US Air Force Special Operations Command has received its first Lockheed Martin AC-130J Ghostrider gunship ahead of operational testing that is due to start later this year.

The aircraft arrived at Hurlburt Field in Florida last week and is now assigned to the 1st Special Operations Group’s second detachment for the flight trials.

It is just the second Ghostrider to be produced, and does not have the 105mm cannon that will feature on every future AC-130J starting with the third aircraft.
It does, however, carry the medium-calibre 30mm gun and a “precision strike package” consisting of guided munitions like the Boeing Small Diameter Bomb and Raytheon Griffin. It will eventually employ the Lockheed Martin Hellfire missile.

AC-130J is derived from the MC-130J Commando II tanker-transport type, designed to replace 37 legacy AC-130 Spectre, Spooky and Stinger II gunships with a commensurate number of aircraft in a single configuration.
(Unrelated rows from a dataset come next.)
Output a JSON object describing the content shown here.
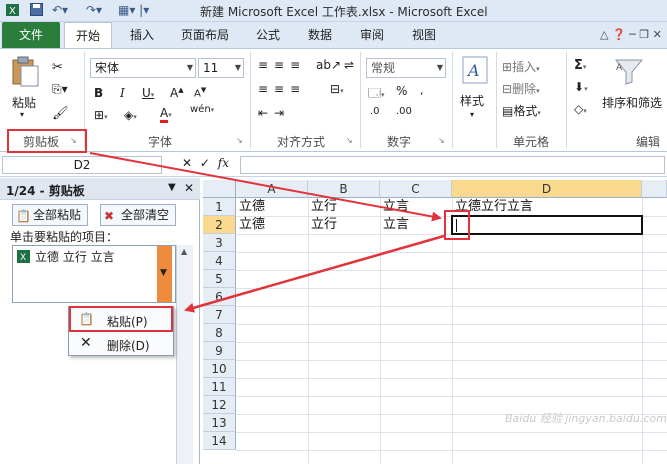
{
  "window": {
    "title": "新建 Microsoft Excel 工作表.xlsx - Microsoft Excel"
  },
  "tabs": [
    "文件",
    "开始",
    "插入",
    "页面布局",
    "公式",
    "数据",
    "审阅",
    "视图"
  ],
  "ribbon": {
    "clipboard": {
      "paste_label": "粘贴",
      "group_label": "剪贴板"
    },
    "font": {
      "font_name": "宋体",
      "font_size": "11",
      "group_label": "字体"
    },
    "alignment": {
      "group_label": "对齐方式"
    },
    "number": {
      "format": "常规",
      "group_label": "数字"
    },
    "styles": {
      "label": "样式"
    },
    "cells": {
      "insert_label": "插入",
      "delete_label": "删除",
      "format_label": "格式",
      "group_label": "单元格"
    },
    "editing": {
      "sort_label": "排序和筛选",
      "group_label": "编辑"
    }
  },
  "formula_bar": {
    "name_box": "D2",
    "cancel": "✕",
    "enter": "✓",
    "fx": "fx",
    "value": ""
  },
  "clipboard_pane": {
    "title": "1/24 - 剪贴板",
    "paste_all": "全部粘贴",
    "clear_all": "全部清空",
    "hint": "单击要粘贴的项目：",
    "items": [
      "立德 立行 立言"
    ]
  },
  "context_menu": {
    "paste": "粘贴(P)",
    "delete": "删除(D)"
  },
  "sheet": {
    "columns": [
      "A",
      "B",
      "C",
      "D"
    ],
    "rows": [
      "1",
      "2",
      "3",
      "4",
      "5",
      "6",
      "7",
      "8",
      "9",
      "10",
      "11",
      "12",
      "13",
      "14"
    ],
    "cells": {
      "A1": "立德",
      "B1": "立行",
      "C1": "立言",
      "D1": "立德立行立言",
      "A2": "立德",
      "B2": "立行",
      "C2": "立言"
    },
    "active_cell": "D2"
  },
  "watermark": "Baidu 经验 jingyan.baidu.com",
  "colors": {
    "file_tab": "#2a7d3b",
    "annotation_red": "#e1333a",
    "item_dropdown": "#f08a3c"
  }
}
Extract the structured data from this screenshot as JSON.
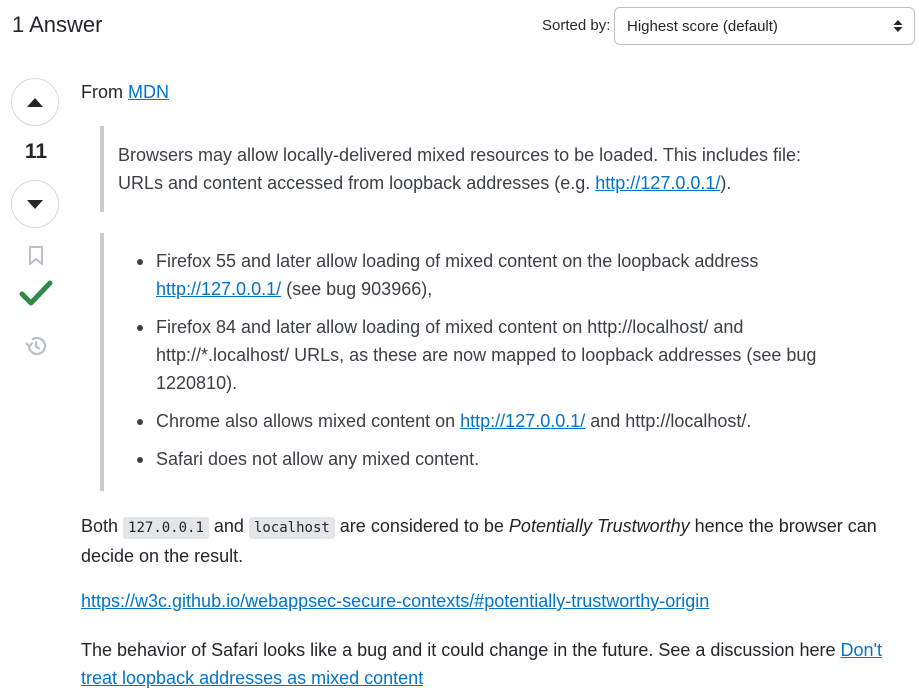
{
  "header": {
    "answers_count": "1 Answer",
    "sort_label": "Sorted by:",
    "sort_value": "Highest score (default)"
  },
  "votes": {
    "score": "11",
    "accepted_color": "#2f8a4a",
    "icons": [
      "arrow-up-icon",
      "arrow-down-icon",
      "bookmark-icon",
      "checkmark-icon",
      "history-icon"
    ]
  },
  "post": {
    "intro": {
      "text": "From ",
      "link": "MDN"
    },
    "quote1": {
      "text": "Browsers may allow locally-delivered mixed resources to be loaded. This includes file: URLs and content accessed from loopback addresses (e.g. ",
      "link": "http://127.0.0.1/",
      "suffix": ")."
    },
    "quote2": {
      "items": [
        {
          "prefix": "Firefox 55 and later allow loading of mixed content on the loopback address ",
          "link": "http://127.0.0.1/",
          "suffix": " (see bug 903966),"
        },
        {
          "text": "Firefox 84 and later allow loading of mixed content on http://localhost/ and http://*.localhost/ URLs, as these are now mapped to loopback addresses (see bug 1220810)."
        },
        {
          "prefix": "Chrome also allows mixed content on ",
          "link": "http://127.0.0.1/",
          "suffix": " and http://localhost/."
        },
        {
          "text": "Safari does not allow any mixed content."
        }
      ]
    },
    "para_both": {
      "p1": "Both ",
      "code1": "127.0.0.1",
      "p2": " and ",
      "code2": "localhost",
      "p3": " are considered to be ",
      "em": "Potentially Trustworthy",
      "p4": " hence the browser can decide on the result."
    },
    "spec_link": "https://w3c.github.io/webappsec-secure-contexts/#potentially-trustworthy-origin",
    "para_safari": {
      "text": "The behavior of Safari looks like a bug and it could change in the future. See a discussion here ",
      "link": "Don't treat loopback addresses as mixed content"
    }
  }
}
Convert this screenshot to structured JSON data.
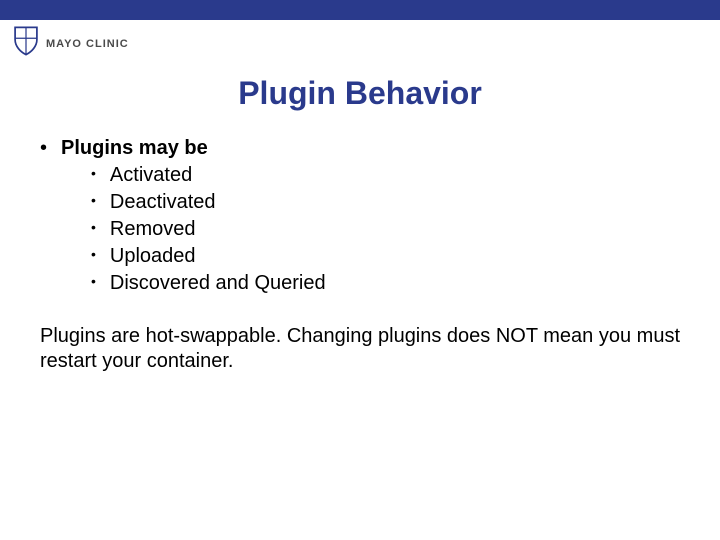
{
  "brand": {
    "name": "MAYO CLINIC"
  },
  "title": "Plugin Behavior",
  "bullets": {
    "level1": "Plugins may be",
    "level2": {
      "0": "Activated",
      "1": "Deactivated",
      "2": "Removed",
      "3": "Uploaded",
      "4": "Discovered and Queried"
    }
  },
  "paragraph": "Plugins are hot-swappable. Changing plugins does NOT mean you must restart your container.",
  "colors": {
    "accent": "#2a3a8c"
  }
}
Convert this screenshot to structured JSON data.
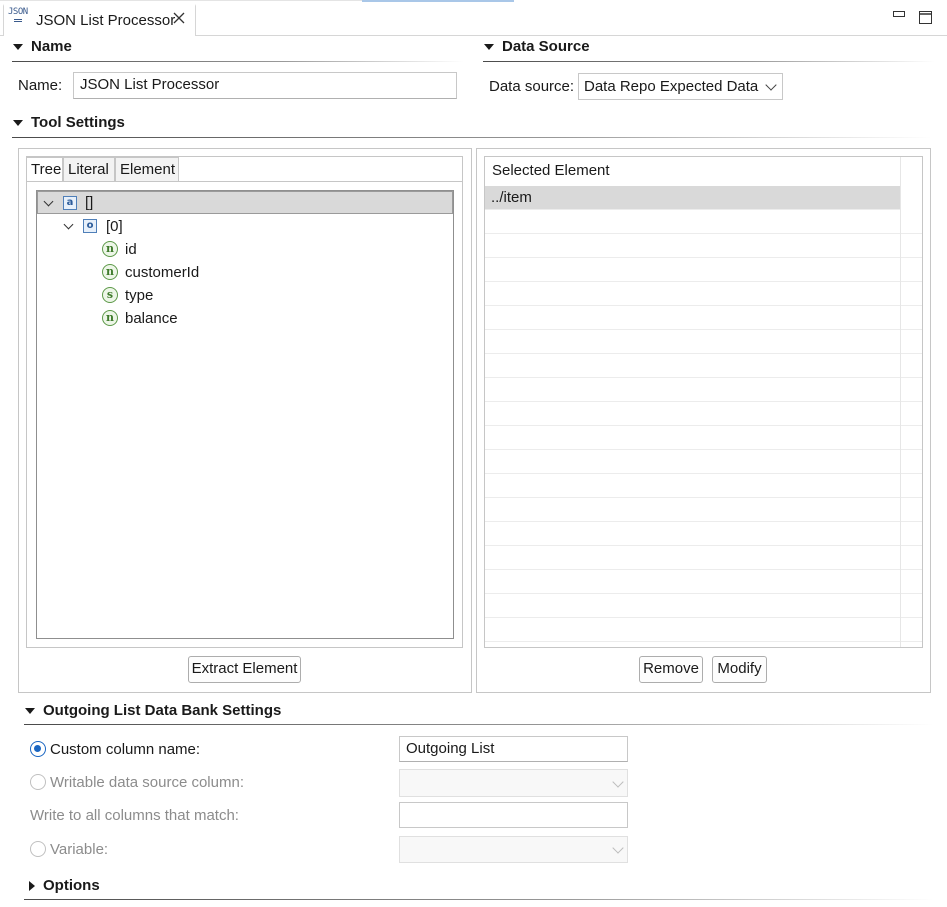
{
  "editor": {
    "tab_title": "JSON List Processor",
    "tab_icon_text": "JSON"
  },
  "name_section": {
    "title": "Name",
    "name_label": "Name:",
    "name_value": "JSON List Processor"
  },
  "data_source_section": {
    "title": "Data Source",
    "label": "Data source:",
    "value": "Data Repo Expected Data"
  },
  "tool_settings": {
    "title": "Tool Settings",
    "tabs": [
      "Tree",
      "Literal",
      "Element"
    ],
    "active_tab": "Tree",
    "tree": {
      "root": {
        "badge": "a",
        "label": "[]"
      },
      "child": {
        "badge": "o",
        "label": "[0]"
      },
      "leaves": [
        {
          "badge": "n",
          "label": "id"
        },
        {
          "badge": "n",
          "label": "customerId"
        },
        {
          "badge": "s",
          "label": "type"
        },
        {
          "badge": "n",
          "label": "balance"
        }
      ]
    },
    "extract_button": "Extract Element",
    "selected_table": {
      "header": "Selected Element",
      "rows": [
        "../item"
      ]
    },
    "remove_button": "Remove",
    "modify_button": "Modify"
  },
  "outgoing": {
    "title": "Outgoing List Data Bank Settings",
    "custom_column_label": "Custom column name:",
    "custom_column_value": "Outgoing List",
    "writable_label": "Writable data source column:",
    "write_all_label": "Write to all columns that match:",
    "variable_label": "Variable:"
  },
  "options": {
    "title": "Options"
  },
  "colors": {
    "radio_accent": "#1a66c2",
    "selection_gray": "#d9d9d9",
    "badge_blue": "#4f7fb8",
    "badge_green": "#5e9a4a"
  }
}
The J-model has more powerful and fuel-efficient Rolls-Royce AE 2100 turboprop engines compared to the Allison T56s on the older models, allowing the special forces operators to “fly higher, further and quieter,” according to one official quoted in a AFSOC press statement.


US Air Force

Lt Col Brett DeAngelis, the group’s commander, says the aircraft will be put through its paces in a simulated combat environment to find any issues not picked up during developmental testing at Eglin AFB.

“Now that we know the equipment works when we turn it on, it’s our task to determine the best way to employ our newest asset,” he says. “While we still have initial operational testing in front of us to accomplish, it will now be done by aircrews selected for their combat expertise, instead of their testing background.”

The Ghostrider programme aims to achieve initial operational capability in 2018 and retire the last legacy gunship in 2022, according to AFSOC.
Aircraft No. 3, with the 105mm cannon, is expected to be ready in 2016.

The first prototype is reportedly still grounded at Eglin AFB after a mishap in April. It first flew in January 2014.